WHAT YOU HAVE TO DO
Show all lines below holding the string "ylabel".

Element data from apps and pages
↓↓↓

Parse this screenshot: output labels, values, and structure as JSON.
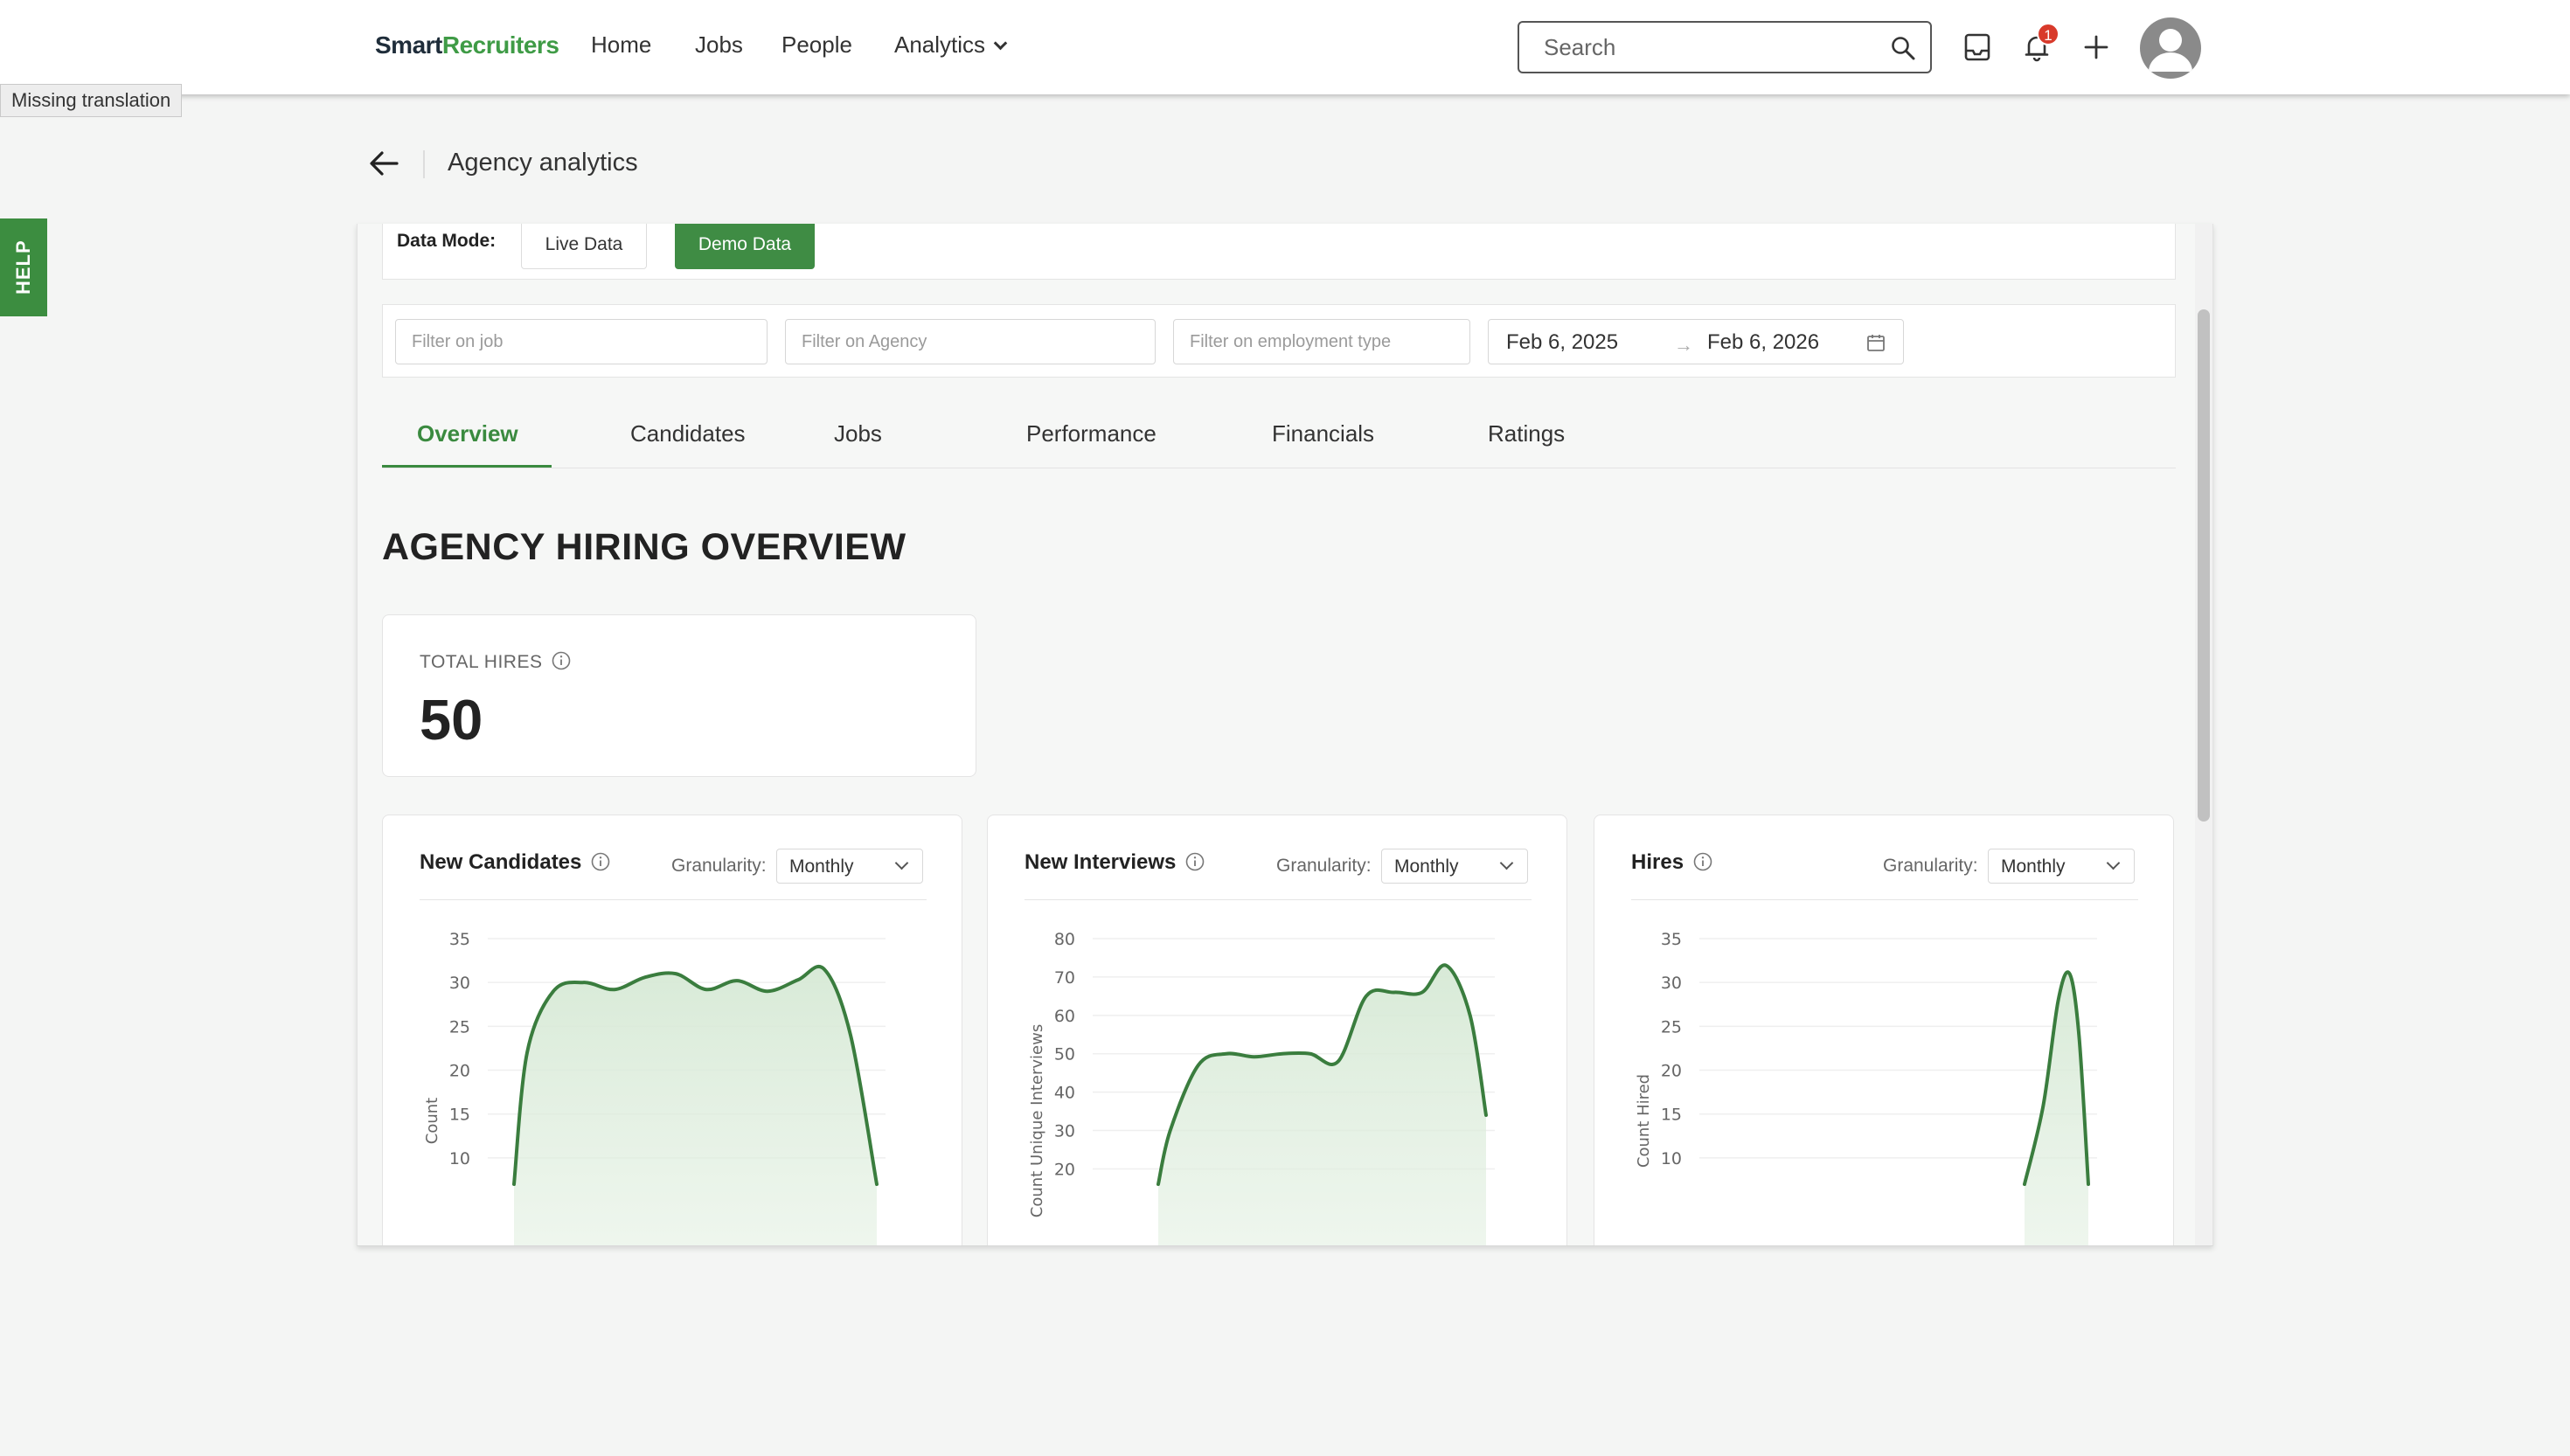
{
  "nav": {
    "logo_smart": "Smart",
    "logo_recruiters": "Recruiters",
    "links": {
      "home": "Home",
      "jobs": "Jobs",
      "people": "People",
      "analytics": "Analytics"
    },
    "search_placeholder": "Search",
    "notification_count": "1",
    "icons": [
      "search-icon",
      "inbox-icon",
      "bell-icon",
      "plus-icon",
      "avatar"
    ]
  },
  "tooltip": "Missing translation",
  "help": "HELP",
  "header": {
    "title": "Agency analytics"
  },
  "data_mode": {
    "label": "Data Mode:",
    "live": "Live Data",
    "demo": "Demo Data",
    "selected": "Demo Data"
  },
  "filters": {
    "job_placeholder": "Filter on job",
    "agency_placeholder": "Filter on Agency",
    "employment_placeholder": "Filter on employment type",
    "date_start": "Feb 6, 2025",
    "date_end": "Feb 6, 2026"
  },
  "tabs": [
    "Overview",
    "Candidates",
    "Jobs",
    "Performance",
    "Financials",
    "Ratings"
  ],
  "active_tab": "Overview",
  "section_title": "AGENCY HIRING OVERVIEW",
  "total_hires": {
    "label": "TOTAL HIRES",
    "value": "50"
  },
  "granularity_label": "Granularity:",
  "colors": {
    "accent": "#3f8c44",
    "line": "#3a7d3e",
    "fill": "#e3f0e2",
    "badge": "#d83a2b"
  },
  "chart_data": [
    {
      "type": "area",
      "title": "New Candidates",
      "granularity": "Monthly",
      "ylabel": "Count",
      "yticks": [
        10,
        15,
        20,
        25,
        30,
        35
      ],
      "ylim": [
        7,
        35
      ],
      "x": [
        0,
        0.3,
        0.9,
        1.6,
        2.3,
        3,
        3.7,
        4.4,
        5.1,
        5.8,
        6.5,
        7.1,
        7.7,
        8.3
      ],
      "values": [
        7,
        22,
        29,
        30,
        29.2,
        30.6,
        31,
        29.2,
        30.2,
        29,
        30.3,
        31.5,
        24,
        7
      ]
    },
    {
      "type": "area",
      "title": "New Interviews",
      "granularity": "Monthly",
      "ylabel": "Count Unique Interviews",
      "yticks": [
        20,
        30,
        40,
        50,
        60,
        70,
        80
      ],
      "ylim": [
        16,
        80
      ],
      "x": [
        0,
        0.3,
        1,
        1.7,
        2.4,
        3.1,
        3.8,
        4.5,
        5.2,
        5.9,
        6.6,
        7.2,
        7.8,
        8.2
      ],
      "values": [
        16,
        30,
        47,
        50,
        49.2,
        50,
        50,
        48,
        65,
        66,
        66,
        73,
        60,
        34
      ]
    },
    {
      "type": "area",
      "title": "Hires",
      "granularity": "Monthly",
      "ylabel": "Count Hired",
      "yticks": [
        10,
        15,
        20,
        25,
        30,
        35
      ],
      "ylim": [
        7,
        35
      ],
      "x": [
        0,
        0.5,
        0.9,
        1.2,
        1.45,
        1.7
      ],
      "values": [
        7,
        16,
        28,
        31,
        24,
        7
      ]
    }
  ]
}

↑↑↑
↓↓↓

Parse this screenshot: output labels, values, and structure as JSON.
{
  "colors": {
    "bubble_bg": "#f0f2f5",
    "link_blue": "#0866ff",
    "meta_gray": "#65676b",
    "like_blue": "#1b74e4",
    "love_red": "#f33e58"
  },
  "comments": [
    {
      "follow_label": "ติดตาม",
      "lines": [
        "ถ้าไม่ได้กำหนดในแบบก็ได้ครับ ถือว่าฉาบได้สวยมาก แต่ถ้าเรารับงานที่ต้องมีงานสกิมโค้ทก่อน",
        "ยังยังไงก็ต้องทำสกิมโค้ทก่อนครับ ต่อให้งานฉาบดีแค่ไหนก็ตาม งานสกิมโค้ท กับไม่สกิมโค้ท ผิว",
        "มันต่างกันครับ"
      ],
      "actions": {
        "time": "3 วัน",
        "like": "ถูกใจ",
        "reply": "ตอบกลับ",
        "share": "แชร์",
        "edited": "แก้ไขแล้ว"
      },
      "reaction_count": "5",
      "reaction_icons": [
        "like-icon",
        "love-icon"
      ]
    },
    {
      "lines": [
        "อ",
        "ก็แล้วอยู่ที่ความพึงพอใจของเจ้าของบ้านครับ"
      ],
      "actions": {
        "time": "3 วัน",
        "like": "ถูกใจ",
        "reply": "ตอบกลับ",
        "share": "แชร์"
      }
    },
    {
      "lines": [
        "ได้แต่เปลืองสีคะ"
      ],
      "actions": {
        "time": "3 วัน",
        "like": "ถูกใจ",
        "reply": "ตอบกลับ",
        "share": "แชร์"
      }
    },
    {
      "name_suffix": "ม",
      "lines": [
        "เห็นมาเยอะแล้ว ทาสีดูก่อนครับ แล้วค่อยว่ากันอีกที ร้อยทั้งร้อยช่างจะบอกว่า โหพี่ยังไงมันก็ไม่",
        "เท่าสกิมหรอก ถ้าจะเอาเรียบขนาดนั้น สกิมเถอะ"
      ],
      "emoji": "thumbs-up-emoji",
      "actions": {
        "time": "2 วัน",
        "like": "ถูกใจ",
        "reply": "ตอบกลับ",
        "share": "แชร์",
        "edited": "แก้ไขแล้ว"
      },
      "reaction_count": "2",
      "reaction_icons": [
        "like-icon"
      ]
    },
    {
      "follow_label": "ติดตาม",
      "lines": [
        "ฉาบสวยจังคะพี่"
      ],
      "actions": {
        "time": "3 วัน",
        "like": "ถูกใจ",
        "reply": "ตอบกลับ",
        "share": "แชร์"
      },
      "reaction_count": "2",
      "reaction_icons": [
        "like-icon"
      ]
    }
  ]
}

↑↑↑

TASK ANSWER
      "ylabel": "Count",
      "ylabel": "Count Unique Interviews",
      "ylabel": "Count Hired",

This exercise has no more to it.